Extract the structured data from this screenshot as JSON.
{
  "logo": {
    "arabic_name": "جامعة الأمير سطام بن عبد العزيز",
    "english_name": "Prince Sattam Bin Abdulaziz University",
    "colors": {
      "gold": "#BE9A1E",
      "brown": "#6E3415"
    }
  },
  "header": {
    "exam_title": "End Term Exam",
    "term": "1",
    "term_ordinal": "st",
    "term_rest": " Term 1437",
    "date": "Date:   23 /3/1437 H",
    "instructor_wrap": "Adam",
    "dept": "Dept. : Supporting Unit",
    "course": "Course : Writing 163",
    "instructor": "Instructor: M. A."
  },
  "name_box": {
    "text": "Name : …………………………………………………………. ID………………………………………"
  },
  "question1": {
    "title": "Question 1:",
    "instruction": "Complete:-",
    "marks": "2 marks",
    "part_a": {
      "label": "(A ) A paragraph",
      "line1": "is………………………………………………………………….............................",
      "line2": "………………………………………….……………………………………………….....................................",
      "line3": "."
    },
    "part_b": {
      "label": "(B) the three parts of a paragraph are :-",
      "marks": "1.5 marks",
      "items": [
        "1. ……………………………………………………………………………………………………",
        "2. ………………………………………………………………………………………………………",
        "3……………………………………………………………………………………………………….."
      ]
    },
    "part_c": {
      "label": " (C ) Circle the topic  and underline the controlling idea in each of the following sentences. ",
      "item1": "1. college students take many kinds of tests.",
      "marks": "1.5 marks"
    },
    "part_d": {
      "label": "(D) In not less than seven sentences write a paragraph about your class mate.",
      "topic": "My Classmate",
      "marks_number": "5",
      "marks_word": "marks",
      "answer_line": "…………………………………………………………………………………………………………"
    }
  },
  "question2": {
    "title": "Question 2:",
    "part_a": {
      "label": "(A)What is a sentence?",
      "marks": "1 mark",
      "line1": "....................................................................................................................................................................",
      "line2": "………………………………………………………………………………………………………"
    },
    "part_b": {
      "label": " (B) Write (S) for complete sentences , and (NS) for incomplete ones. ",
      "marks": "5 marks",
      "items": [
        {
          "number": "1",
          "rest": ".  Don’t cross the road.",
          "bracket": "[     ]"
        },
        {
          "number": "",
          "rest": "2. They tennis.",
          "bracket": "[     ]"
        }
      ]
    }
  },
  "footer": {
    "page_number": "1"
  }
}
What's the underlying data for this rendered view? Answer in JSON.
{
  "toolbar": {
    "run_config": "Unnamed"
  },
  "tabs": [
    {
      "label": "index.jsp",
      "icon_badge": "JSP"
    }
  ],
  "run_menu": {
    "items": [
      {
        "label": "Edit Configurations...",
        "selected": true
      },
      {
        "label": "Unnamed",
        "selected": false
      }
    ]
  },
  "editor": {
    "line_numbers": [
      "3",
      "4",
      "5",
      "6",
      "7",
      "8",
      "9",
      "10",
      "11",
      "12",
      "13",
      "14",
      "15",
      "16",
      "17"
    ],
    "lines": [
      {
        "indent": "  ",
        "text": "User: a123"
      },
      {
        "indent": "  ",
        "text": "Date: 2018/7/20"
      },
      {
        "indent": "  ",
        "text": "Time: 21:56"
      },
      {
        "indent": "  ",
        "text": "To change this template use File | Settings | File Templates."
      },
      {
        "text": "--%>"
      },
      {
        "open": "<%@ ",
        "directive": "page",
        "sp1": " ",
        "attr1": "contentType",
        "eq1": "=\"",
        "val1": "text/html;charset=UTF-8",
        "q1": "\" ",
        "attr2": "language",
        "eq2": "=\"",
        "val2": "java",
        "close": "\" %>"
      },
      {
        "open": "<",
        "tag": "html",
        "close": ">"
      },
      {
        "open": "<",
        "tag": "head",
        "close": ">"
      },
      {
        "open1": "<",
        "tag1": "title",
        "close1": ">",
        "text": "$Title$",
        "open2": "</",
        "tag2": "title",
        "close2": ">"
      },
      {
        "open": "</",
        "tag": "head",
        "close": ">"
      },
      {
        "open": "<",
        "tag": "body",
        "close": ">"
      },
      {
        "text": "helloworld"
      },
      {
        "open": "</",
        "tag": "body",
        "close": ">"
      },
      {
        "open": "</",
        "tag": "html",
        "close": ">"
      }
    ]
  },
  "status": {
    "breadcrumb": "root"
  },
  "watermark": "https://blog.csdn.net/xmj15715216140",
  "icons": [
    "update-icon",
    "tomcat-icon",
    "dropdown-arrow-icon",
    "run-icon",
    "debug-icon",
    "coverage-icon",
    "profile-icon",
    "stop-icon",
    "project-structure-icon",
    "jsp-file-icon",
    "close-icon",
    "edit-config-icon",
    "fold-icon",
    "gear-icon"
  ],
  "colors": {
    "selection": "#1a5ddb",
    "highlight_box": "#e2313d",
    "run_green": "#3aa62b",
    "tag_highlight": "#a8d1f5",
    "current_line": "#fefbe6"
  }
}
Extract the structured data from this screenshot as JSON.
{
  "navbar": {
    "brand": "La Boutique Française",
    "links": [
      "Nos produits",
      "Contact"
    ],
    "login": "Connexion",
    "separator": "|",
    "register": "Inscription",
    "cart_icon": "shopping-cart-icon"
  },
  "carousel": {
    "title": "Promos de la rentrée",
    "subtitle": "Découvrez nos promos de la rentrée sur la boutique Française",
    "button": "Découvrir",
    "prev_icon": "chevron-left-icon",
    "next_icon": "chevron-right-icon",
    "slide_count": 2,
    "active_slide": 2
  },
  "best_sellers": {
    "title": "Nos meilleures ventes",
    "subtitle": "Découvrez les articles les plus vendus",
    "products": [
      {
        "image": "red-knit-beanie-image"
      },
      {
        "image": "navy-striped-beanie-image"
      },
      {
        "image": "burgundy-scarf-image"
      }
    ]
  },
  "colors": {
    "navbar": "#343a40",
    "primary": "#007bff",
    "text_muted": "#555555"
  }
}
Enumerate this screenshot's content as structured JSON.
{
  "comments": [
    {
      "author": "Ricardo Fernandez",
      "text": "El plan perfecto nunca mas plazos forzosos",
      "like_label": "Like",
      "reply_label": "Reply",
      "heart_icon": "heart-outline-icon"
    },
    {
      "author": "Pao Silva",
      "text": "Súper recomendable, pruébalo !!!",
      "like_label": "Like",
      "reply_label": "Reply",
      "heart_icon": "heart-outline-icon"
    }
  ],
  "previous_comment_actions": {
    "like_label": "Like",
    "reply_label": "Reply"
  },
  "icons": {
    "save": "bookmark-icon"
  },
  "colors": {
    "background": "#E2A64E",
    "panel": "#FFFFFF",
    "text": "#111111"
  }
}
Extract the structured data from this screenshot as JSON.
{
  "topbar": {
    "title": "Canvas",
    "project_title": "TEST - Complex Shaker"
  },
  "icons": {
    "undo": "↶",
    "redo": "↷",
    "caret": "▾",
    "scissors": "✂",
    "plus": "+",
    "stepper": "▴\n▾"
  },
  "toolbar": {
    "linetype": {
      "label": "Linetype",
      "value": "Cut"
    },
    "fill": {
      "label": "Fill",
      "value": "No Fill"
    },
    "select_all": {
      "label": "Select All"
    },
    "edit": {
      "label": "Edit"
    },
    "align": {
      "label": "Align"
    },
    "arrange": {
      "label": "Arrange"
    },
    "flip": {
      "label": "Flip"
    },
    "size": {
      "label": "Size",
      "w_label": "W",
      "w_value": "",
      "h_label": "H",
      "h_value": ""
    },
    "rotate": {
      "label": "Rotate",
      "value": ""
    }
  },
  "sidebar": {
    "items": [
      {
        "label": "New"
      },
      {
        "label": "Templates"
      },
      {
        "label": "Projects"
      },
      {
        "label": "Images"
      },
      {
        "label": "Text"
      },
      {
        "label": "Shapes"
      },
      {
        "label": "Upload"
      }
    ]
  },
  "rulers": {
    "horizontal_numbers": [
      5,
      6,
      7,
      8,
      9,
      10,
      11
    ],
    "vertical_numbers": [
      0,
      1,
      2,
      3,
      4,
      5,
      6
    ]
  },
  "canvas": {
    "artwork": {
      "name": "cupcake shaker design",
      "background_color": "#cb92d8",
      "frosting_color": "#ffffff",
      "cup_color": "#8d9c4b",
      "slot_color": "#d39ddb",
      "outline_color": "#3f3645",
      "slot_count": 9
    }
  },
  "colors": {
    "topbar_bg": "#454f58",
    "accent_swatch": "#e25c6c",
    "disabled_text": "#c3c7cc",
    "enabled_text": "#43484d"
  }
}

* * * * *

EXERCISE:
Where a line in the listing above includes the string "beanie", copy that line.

COMPLETED TASK:
        "image": "red-knit-beanie-image"
        "image": "navy-striped-beanie-image"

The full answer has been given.